Audit of Other Aspects

Audit of Property, Plant and Equipment

3.67 Audit of fixed assets should be done as in any other

industry. However, as hotel requires renovation / refurbishment every 4-5 years, there is major cost incurred for maintaining the quality. This amount is mostly capitalised by identifying the earlier cost and de-capitalising the same. Also, typically hotel fixed

assets are broadly categorized as:

Land

Lease hold Land

Building

Owned Building Hotel

Plant &Machinery and Electrical installation

P&M General

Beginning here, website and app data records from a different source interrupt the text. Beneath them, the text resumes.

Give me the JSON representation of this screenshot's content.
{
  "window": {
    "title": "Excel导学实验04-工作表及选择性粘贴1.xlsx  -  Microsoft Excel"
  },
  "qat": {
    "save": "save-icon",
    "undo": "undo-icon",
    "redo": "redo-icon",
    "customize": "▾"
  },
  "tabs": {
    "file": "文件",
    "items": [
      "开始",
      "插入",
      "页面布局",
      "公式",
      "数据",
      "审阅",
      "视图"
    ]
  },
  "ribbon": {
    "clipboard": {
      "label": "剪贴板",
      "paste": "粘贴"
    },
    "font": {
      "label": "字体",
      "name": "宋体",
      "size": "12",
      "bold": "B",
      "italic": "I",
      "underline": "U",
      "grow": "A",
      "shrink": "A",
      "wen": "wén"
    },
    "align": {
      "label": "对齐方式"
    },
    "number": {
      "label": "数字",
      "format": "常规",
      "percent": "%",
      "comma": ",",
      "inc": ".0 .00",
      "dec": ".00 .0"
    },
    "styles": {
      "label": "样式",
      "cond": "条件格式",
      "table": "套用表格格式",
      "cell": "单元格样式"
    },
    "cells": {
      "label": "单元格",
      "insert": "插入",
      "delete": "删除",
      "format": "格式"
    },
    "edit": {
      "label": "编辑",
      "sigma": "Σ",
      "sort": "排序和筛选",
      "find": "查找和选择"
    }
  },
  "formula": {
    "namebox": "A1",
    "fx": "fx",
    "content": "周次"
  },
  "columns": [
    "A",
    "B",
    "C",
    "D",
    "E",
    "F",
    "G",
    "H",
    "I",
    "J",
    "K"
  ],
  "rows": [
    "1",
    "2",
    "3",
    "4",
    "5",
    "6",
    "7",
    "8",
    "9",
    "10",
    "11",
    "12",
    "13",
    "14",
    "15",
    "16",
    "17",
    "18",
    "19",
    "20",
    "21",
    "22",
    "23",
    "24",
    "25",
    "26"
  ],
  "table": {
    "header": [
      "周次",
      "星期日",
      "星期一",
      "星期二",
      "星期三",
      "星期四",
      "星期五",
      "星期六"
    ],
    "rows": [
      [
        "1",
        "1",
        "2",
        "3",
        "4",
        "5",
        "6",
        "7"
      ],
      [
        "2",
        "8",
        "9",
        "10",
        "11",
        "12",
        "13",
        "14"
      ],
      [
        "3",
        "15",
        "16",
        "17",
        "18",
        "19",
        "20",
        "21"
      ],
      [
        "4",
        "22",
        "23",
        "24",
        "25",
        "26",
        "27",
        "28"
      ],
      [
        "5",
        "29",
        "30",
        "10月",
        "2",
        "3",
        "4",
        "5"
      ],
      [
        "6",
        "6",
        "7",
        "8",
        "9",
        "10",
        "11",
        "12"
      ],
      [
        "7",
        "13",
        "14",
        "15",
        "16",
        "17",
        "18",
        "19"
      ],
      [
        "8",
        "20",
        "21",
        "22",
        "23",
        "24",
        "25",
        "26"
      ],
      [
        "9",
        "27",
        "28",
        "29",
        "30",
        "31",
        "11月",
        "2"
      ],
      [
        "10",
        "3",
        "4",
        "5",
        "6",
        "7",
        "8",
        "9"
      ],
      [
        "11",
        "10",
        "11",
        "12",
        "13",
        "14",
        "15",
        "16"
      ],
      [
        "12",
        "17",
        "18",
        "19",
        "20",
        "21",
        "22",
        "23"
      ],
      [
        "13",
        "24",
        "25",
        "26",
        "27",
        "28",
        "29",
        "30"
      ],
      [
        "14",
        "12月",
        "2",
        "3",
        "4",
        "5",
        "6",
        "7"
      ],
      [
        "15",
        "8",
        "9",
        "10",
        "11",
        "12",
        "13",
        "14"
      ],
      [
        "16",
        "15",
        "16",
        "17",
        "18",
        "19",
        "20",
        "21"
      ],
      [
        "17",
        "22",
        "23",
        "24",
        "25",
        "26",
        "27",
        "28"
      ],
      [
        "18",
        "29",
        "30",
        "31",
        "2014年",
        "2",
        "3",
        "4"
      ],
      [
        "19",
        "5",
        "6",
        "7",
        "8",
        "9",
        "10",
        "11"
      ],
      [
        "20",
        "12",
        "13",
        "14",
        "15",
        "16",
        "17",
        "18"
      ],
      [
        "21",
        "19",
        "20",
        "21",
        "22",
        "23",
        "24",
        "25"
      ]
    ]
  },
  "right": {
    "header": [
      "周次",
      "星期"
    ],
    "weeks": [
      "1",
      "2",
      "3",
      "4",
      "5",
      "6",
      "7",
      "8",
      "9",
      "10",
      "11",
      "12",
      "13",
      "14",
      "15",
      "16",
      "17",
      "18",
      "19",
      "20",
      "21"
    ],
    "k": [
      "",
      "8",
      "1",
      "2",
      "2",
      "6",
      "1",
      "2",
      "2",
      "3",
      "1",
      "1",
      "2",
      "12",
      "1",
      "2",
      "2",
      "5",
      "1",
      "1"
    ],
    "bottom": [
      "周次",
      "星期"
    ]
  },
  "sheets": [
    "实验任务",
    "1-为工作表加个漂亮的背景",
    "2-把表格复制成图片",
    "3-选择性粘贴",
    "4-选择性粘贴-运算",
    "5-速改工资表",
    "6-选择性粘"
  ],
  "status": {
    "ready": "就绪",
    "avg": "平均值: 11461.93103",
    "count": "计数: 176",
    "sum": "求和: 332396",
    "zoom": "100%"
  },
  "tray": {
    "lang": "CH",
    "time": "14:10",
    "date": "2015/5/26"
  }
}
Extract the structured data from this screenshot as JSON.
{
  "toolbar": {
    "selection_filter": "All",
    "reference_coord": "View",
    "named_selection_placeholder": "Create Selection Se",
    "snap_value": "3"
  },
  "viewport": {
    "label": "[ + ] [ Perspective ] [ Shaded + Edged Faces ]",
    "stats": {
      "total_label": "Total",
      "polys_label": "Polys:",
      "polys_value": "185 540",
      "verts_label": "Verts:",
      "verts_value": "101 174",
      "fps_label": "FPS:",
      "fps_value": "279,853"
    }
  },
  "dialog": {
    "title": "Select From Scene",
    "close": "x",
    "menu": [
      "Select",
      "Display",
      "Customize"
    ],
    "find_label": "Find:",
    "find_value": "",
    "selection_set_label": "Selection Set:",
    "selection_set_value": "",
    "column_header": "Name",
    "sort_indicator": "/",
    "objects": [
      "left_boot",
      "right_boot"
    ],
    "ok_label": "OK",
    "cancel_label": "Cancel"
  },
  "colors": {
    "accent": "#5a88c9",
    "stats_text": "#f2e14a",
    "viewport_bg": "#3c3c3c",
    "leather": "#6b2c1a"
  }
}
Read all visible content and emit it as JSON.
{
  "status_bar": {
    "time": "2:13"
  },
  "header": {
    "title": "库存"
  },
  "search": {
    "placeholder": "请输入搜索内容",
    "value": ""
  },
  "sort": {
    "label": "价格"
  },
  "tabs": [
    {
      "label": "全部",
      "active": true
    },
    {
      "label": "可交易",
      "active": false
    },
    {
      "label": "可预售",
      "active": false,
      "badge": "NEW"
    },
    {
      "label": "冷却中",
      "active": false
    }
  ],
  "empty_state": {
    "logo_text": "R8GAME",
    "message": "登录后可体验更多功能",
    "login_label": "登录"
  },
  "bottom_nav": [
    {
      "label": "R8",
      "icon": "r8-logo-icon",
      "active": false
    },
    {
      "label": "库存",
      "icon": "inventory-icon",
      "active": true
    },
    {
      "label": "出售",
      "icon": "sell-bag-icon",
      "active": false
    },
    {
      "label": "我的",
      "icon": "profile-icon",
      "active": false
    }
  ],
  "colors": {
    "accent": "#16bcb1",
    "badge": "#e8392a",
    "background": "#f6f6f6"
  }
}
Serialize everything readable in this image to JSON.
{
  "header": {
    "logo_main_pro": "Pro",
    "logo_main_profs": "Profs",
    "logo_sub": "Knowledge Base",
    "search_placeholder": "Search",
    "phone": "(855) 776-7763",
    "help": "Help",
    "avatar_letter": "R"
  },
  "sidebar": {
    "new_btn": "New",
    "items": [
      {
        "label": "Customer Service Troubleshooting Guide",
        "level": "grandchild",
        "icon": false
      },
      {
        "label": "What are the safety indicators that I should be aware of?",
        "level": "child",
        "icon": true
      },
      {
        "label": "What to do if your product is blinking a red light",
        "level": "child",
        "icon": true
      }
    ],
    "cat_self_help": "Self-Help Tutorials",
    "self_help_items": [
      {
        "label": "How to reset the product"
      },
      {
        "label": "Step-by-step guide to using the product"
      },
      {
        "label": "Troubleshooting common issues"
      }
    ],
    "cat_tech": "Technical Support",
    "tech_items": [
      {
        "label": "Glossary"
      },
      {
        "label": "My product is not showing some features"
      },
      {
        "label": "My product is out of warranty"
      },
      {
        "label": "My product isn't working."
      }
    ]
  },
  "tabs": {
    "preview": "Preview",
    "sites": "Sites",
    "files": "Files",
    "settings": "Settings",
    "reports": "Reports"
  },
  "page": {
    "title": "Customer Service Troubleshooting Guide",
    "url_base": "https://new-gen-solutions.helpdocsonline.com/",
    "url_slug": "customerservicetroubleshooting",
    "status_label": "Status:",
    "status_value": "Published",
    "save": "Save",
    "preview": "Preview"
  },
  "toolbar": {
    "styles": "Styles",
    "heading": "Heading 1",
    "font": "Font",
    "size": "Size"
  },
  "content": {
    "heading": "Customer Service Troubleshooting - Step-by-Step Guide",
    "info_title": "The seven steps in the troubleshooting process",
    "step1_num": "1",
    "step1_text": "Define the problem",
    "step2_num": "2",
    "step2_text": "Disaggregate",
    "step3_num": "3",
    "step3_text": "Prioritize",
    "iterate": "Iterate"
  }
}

P&M Less than Rs. 5000

P&M HVAC

P&M refrigeration

P&M electrical Equipment

P&M Sanitary & Plumbing

P&M Elevators &Escalators